WORK TO COMPLETE :: Exact copy, no pictures: set down every entry below as written.
### INPUT DATA ###
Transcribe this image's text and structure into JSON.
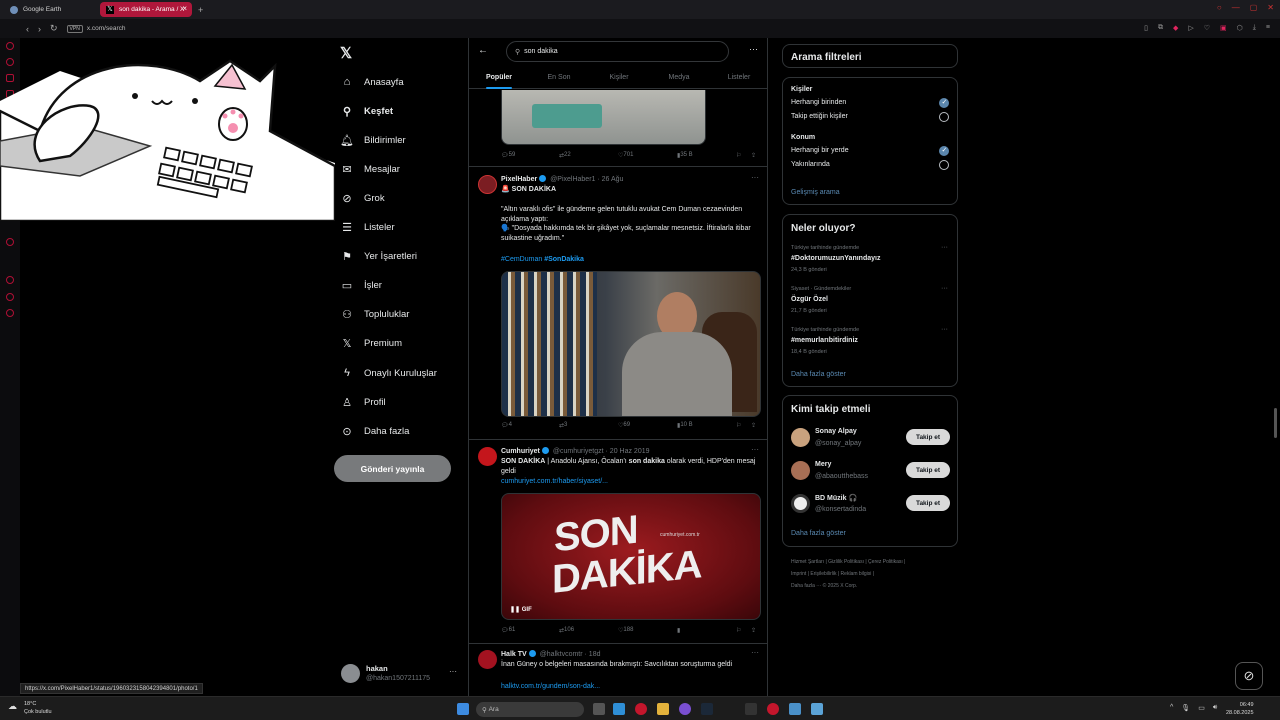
{
  "browser": {
    "tabs": [
      {
        "label": "Google Earth",
        "active": false
      },
      {
        "label": "son dakika - Arama / X",
        "active": true
      }
    ],
    "url": "x.com/search",
    "vpn_label": "VPN"
  },
  "nav": {
    "items": [
      {
        "label": "Anasayfa",
        "icon": "home-icon"
      },
      {
        "label": "Keşfet",
        "icon": "search-icon"
      },
      {
        "label": "Bildirimler",
        "icon": "bell-icon"
      },
      {
        "label": "Mesajlar",
        "icon": "mail-icon"
      },
      {
        "label": "Grok",
        "icon": "grok-icon"
      },
      {
        "label": "Listeler",
        "icon": "list-icon"
      },
      {
        "label": "Yer İşaretleri",
        "icon": "bookmark-icon"
      },
      {
        "label": "İşler",
        "icon": "briefcase-icon"
      },
      {
        "label": "Topluluklar",
        "icon": "people-icon"
      },
      {
        "label": "Premium",
        "icon": "x-logo-icon"
      },
      {
        "label": "Onaylı Kuruluşlar",
        "icon": "lightning-icon"
      },
      {
        "label": "Profil",
        "icon": "person-icon"
      },
      {
        "label": "Daha fazla",
        "icon": "more-circle-icon"
      }
    ],
    "post_button": "Gönderi yayınla",
    "account": {
      "name": "hakan",
      "handle": "@hakan1507211175"
    }
  },
  "search": {
    "query": "son dakika",
    "tabs": [
      "Popüler",
      "En Son",
      "Kişiler",
      "Medya",
      "Listeler"
    ],
    "active_tab": "Popüler"
  },
  "tweets": [
    {
      "actions": {
        "reply": "59",
        "retweet": "22",
        "like": "701",
        "views": "35 B"
      }
    },
    {
      "name": "PixelHaber",
      "handle": "@PixelHaber1 · 26 Ağu",
      "headline": "🚨 SON DAKİKA",
      "body": "\"Altın varaklı ofis\" ile gündeme gelen tutuklu avukat Cem Duman cezaevinden açıklama yaptı:",
      "quote": "🗣️ \"Dosyada hakkımda tek bir şikâyet yok, suçlamalar mesnetsiz. İftiralarla itibar suikastine uğradım.\"",
      "tag1": "#CemDuman",
      "tag2": "#SonDakika",
      "actions": {
        "reply": "4",
        "retweet": "3",
        "like": "69",
        "views": "10 B"
      }
    },
    {
      "name": "Cumhuriyet",
      "handle": "@cumhuriyetgzt · 20 Haz 2019",
      "body_prefix": "SON DAKİKA",
      "body_mid": " | Anadolu Ajansı, Öcalan'ı ",
      "body_bold": "son dakika",
      "body_suffix": " olarak verdi, HDP'den mesaj geldi",
      "link": "cumhuriyet.com.tr/haber/siyaset/...",
      "media_text_1": "SON",
      "media_text_2": "DAKİKA",
      "media_watermark": "cumhuriyet.com.tr",
      "gif_label": "GIF",
      "actions": {
        "reply": "61",
        "retweet": "106",
        "like": "188"
      }
    },
    {
      "name": "Halk TV",
      "handle": "@halktvcomtr · 18d",
      "body": "İnan Güney o belgeleri masasında bırakmıştı: Savcılıktan soruşturma geldi",
      "link": "halktv.com.tr/gundem/son-dak..."
    }
  ],
  "filters": {
    "title": "Arama filtreleri",
    "people_title": "Kişiler",
    "people_opts": [
      {
        "label": "Herhangi birinden",
        "selected": true
      },
      {
        "label": "Takip ettiğin kişiler",
        "selected": false
      }
    ],
    "location_title": "Konum",
    "location_opts": [
      {
        "label": "Herhangi bir yerde",
        "selected": true
      },
      {
        "label": "Yakınlarında",
        "selected": false
      }
    ],
    "advanced": "Gelişmiş arama"
  },
  "trends": {
    "title": "Neler oluyor?",
    "items": [
      {
        "meta": "Türkiye tarihinde gündemde",
        "name": "#DoktorumuzunYanındayız",
        "count": "24,3 B gönderi"
      },
      {
        "meta": "Siyaset · Gündemdekiler",
        "name": "Özgür Özel",
        "count": "21,7 B gönderi"
      },
      {
        "meta": "Türkiye tarihinde gündemde",
        "name": "#memurlarıbitirdiniz",
        "count": "18,4 B gönderi"
      }
    ],
    "more": "Daha fazla göster"
  },
  "who_to_follow": {
    "title": "Kimi takip etmeli",
    "items": [
      {
        "name": "Sonay Alpay",
        "handle": "@sonay_alpay",
        "button": "Takip et"
      },
      {
        "name": "Mery",
        "handle": "@abaoutthebass",
        "button": "Takip et"
      },
      {
        "name": "BD Müzik 🎧",
        "handle": "@konsertadinda",
        "button": "Takip et"
      }
    ],
    "more": "Daha fazla göster"
  },
  "footer": {
    "line1": "Hizmet Şartları  |  Gizlilik Politikası  |  Çerez Politikası  |",
    "line2": "Imprint  |  Erişilebilirlik  |  Reklam bilgisi  |",
    "line3": "Daha fazla ···  © 2025 X Corp."
  },
  "status_url": "https://x.com/PixelHaber1/status/1960323158042394801/photo/1",
  "taskbar": {
    "temp": "18°C",
    "weather": "Çok bulutlu",
    "search": "Ara",
    "time": "06:49",
    "date": "28.08.2025"
  }
}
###
OUTPUT FOR THIS TASK ::
Transcribe this image's text and structure into JSON.
{
  "browser": {
    "tabs": [
      {
        "label": "Google Earth",
        "active": false
      },
      {
        "label": "son dakika - Arama / X",
        "active": true
      }
    ],
    "url": "x.com/search",
    "vpn_label": "VPN"
  },
  "nav": {
    "items": [
      {
        "label": "Anasayfa",
        "icon": "home-icon"
      },
      {
        "label": "Keşfet",
        "icon": "search-icon"
      },
      {
        "label": "Bildirimler",
        "icon": "bell-icon"
      },
      {
        "label": "Mesajlar",
        "icon": "mail-icon"
      },
      {
        "label": "Grok",
        "icon": "grok-icon"
      },
      {
        "label": "Listeler",
        "icon": "list-icon"
      },
      {
        "label": "Yer İşaretleri",
        "icon": "bookmark-icon"
      },
      {
        "label": "İşler",
        "icon": "briefcase-icon"
      },
      {
        "label": "Topluluklar",
        "icon": "people-icon"
      },
      {
        "label": "Premium",
        "icon": "x-logo-icon"
      },
      {
        "label": "Onaylı Kuruluşlar",
        "icon": "lightning-icon"
      },
      {
        "label": "Profil",
        "icon": "person-icon"
      },
      {
        "label": "Daha fazla",
        "icon": "more-circle-icon"
      }
    ],
    "post_button": "Gönderi yayınla",
    "account": {
      "name": "hakan",
      "handle": "@hakan1507211175"
    }
  },
  "search": {
    "query": "son dakika",
    "tabs": [
      "Popüler",
      "En Son",
      "Kişiler",
      "Medya",
      "Listeler"
    ],
    "active_tab": "Popüler"
  },
  "tweets": [
    {
      "actions": {
        "reply": "59",
        "retweet": "22",
        "like": "701",
        "views": "35 B"
      }
    },
    {
      "name": "PixelHaber",
      "handle": "@PixelHaber1 · 26 Ağu",
      "headline": "🚨 SON DAKİKA",
      "body": "\"Altın varaklı ofis\" ile gündeme gelen tutuklu avukat Cem Duman cezaevinden açıklama yaptı:",
      "quote": "🗣️ \"Dosyada hakkımda tek bir şikâyet yok, suçlamalar mesnetsiz. İftiralarla itibar suikastine uğradım.\"",
      "tag1": "#CemDuman",
      "tag2": "#SonDakika",
      "actions": {
        "reply": "4",
        "retweet": "3",
        "like": "69",
        "views": "10 B"
      }
    },
    {
      "name": "Cumhuriyet",
      "handle": "@cumhuriyetgzt · 20 Haz 2019",
      "body_prefix": "SON DAKİKA",
      "body_mid": " | Anadolu Ajansı, Öcalan'ı ",
      "body_bold": "son dakika",
      "body_suffix": " olarak verdi, HDP'den mesaj geldi",
      "link": "cumhuriyet.com.tr/haber/siyaset/...",
      "media_text_1": "SON",
      "media_text_2": "DAKİKA",
      "media_watermark": "cumhuriyet.com.tr",
      "gif_label": "GIF",
      "actions": {
        "reply": "61",
        "retweet": "106",
        "like": "188"
      }
    },
    {
      "name": "Halk TV",
      "handle": "@halktvcomtr · 18d",
      "body": "İnan Güney o belgeleri masasında bırakmıştı: Savcılıktan soruşturma geldi",
      "link": "halktv.com.tr/gundem/son-dak..."
    }
  ],
  "filters": {
    "title": "Arama filtreleri",
    "people_title": "Kişiler",
    "people_opts": [
      {
        "label": "Herhangi birinden",
        "selected": true
      },
      {
        "label": "Takip ettiğin kişiler",
        "selected": false
      }
    ],
    "location_title": "Konum",
    "location_opts": [
      {
        "label": "Herhangi bir yerde",
        "selected": true
      },
      {
        "label": "Yakınlarında",
        "selected": false
      }
    ],
    "advanced": "Gelişmiş arama"
  },
  "trends": {
    "title": "Neler oluyor?",
    "items": [
      {
        "meta": "Türkiye tarihinde gündemde",
        "name": "#DoktorumuzunYanındayız",
        "count": "24,3 B gönderi"
      },
      {
        "meta": "Siyaset · Gündemdekiler",
        "name": "Özgür Özel",
        "count": "21,7 B gönderi"
      },
      {
        "meta": "Türkiye tarihinde gündemde",
        "name": "#memurlarıbitirdiniz",
        "count": "18,4 B gönderi"
      }
    ],
    "more": "Daha fazla göster"
  },
  "who_to_follow": {
    "title": "Kimi takip etmeli",
    "items": [
      {
        "name": "Sonay Alpay",
        "handle": "@sonay_alpay",
        "button": "Takip et"
      },
      {
        "name": "Mery",
        "handle": "@abaoutthebass",
        "button": "Takip et"
      },
      {
        "name": "BD Müzik 🎧",
        "handle": "@konsertadinda",
        "button": "Takip et"
      }
    ],
    "more": "Daha fazla göster"
  },
  "footer": {
    "line1": "Hizmet Şartları  |  Gizlilik Politikası  |  Çerez Politikası  |",
    "line2": "Imprint  |  Erişilebilirlik  |  Reklam bilgisi  |",
    "line3": "Daha fazla ···  © 2025 X Corp."
  },
  "status_url": "https://x.com/PixelHaber1/status/1960323158042394801/photo/1",
  "taskbar": {
    "temp": "18°C",
    "weather": "Çok bulutlu",
    "search": "Ara",
    "time": "06:49",
    "date": "28.08.2025"
  }
}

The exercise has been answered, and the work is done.